# EXERCISE MATERIAL
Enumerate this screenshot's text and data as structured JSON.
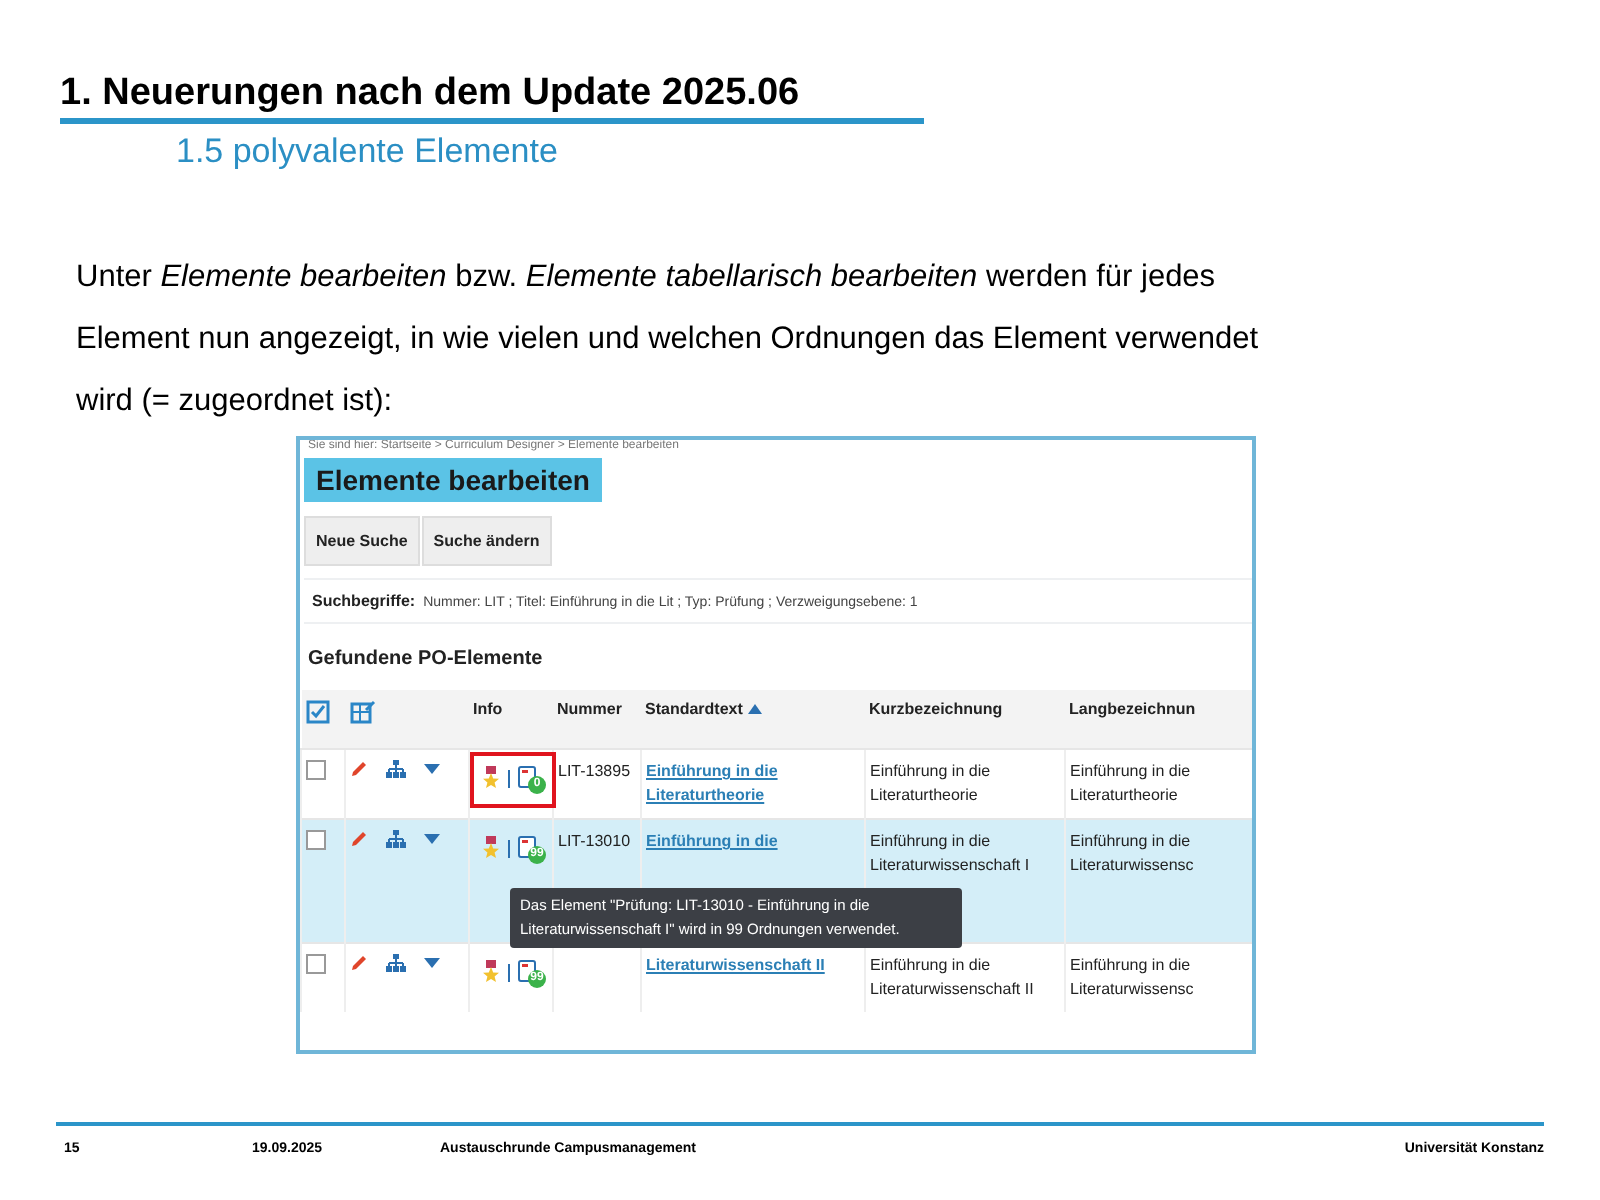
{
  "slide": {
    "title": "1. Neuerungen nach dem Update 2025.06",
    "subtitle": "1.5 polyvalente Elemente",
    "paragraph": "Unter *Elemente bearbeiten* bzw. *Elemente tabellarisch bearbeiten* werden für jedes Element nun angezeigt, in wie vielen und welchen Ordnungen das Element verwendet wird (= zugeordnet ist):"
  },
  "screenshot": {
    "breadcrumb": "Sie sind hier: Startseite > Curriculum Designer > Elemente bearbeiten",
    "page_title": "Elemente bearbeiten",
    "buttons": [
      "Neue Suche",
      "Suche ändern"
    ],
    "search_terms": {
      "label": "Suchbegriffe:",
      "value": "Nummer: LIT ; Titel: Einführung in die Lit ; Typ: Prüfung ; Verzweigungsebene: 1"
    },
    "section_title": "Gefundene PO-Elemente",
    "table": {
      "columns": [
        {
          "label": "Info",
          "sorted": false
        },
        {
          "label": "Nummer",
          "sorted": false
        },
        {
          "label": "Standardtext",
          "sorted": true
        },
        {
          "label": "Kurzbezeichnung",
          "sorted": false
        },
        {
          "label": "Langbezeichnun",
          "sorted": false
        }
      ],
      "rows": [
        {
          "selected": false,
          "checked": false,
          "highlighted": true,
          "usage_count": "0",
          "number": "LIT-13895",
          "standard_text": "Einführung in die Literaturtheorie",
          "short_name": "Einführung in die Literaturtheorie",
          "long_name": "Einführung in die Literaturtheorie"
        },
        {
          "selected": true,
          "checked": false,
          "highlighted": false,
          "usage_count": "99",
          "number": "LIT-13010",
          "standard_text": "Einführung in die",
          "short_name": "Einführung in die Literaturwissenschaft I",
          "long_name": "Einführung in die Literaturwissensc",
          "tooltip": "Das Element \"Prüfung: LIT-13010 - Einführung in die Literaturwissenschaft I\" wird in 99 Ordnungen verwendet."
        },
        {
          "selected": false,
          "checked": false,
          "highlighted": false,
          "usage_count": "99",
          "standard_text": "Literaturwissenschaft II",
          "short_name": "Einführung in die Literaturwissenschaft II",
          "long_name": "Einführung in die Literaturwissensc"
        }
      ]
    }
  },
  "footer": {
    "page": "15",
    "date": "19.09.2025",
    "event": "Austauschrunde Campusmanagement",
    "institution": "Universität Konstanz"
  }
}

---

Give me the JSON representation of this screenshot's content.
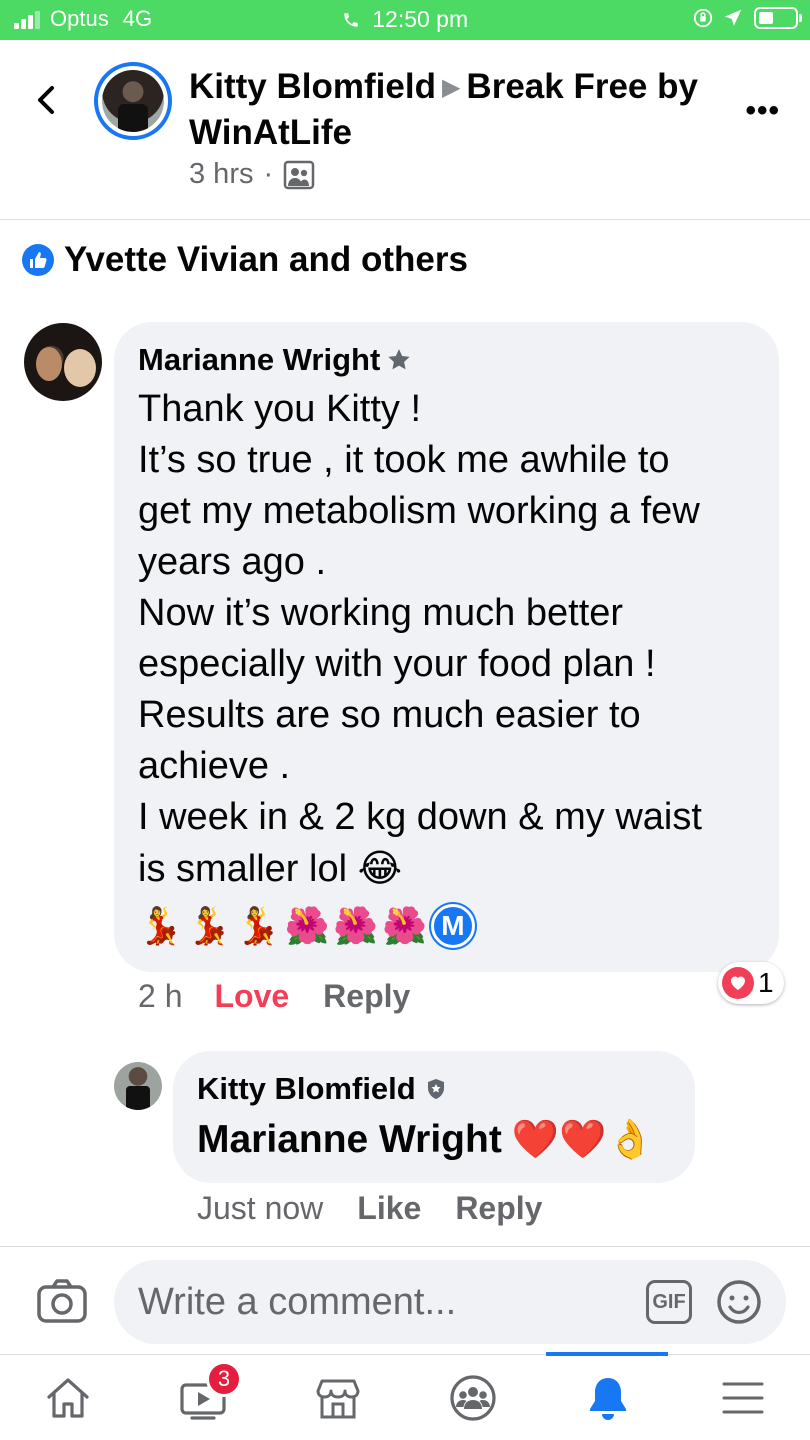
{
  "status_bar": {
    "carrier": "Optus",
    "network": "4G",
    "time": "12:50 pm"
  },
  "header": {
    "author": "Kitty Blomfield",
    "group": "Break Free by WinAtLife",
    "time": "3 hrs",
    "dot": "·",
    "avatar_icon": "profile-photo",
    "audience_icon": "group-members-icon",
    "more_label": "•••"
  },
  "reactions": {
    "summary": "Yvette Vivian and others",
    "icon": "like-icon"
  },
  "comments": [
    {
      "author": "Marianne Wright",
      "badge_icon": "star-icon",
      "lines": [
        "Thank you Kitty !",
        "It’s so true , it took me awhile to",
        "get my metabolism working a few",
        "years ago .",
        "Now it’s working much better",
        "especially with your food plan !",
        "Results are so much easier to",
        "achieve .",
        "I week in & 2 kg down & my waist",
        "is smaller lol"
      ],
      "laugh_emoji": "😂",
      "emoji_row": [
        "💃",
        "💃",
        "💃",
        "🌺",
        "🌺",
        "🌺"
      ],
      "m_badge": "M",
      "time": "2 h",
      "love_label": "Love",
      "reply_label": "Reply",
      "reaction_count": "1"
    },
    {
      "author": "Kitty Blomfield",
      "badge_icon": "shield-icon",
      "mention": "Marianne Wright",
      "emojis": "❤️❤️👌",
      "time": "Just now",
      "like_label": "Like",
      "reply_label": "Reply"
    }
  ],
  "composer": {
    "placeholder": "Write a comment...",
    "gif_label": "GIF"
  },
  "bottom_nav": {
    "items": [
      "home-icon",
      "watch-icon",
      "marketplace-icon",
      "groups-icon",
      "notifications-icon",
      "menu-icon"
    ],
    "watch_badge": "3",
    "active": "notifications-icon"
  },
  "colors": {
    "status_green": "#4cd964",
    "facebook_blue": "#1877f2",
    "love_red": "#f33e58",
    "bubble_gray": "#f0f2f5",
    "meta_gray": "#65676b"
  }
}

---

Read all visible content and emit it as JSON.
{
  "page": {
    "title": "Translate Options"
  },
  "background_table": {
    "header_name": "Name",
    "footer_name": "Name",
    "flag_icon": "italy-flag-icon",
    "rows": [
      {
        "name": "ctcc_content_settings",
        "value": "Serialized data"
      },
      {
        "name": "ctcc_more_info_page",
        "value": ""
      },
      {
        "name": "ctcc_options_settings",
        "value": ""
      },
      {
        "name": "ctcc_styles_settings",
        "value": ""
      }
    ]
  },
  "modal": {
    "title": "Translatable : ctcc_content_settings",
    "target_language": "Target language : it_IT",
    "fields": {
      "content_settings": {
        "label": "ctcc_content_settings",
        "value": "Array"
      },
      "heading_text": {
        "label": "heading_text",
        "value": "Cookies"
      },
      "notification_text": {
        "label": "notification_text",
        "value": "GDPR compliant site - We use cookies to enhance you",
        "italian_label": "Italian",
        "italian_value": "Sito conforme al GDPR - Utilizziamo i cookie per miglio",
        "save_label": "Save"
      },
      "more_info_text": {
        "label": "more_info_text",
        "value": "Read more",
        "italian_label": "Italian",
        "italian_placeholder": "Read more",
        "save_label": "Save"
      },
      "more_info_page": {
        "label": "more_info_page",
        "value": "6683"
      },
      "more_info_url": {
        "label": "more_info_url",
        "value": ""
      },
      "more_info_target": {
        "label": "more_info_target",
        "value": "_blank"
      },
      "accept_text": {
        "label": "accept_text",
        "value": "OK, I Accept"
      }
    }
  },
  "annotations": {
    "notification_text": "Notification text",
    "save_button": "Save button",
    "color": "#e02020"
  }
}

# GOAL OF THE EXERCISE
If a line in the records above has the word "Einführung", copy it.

# RESULT
      "value": "Nummer: LIT ; Titel: Einführung in die Lit ; Typ: Prüfung ; Verzweigungsebene: 1"
          "standard_text": "Einführung in die Literaturtheorie",
          "short_name": "Einführung in die Literaturtheorie",
          "long_name": "Einführung in die Literaturtheorie"
          "standard_text": "Einführung in die",
          "short_name": "Einführung in die Literaturwissenschaft I",
          "long_name": "Einführung in die Literaturwissensc",
          "tooltip": "Das Element \"Prüfung: LIT-13010 - Einführung in die Literaturwissenschaft I\" wird in 99 Ordnungen verwendet."
          "short_name": "Einführung in die Literaturwissenschaft II",
          "long_name": "Einführung in die Literaturwissensc"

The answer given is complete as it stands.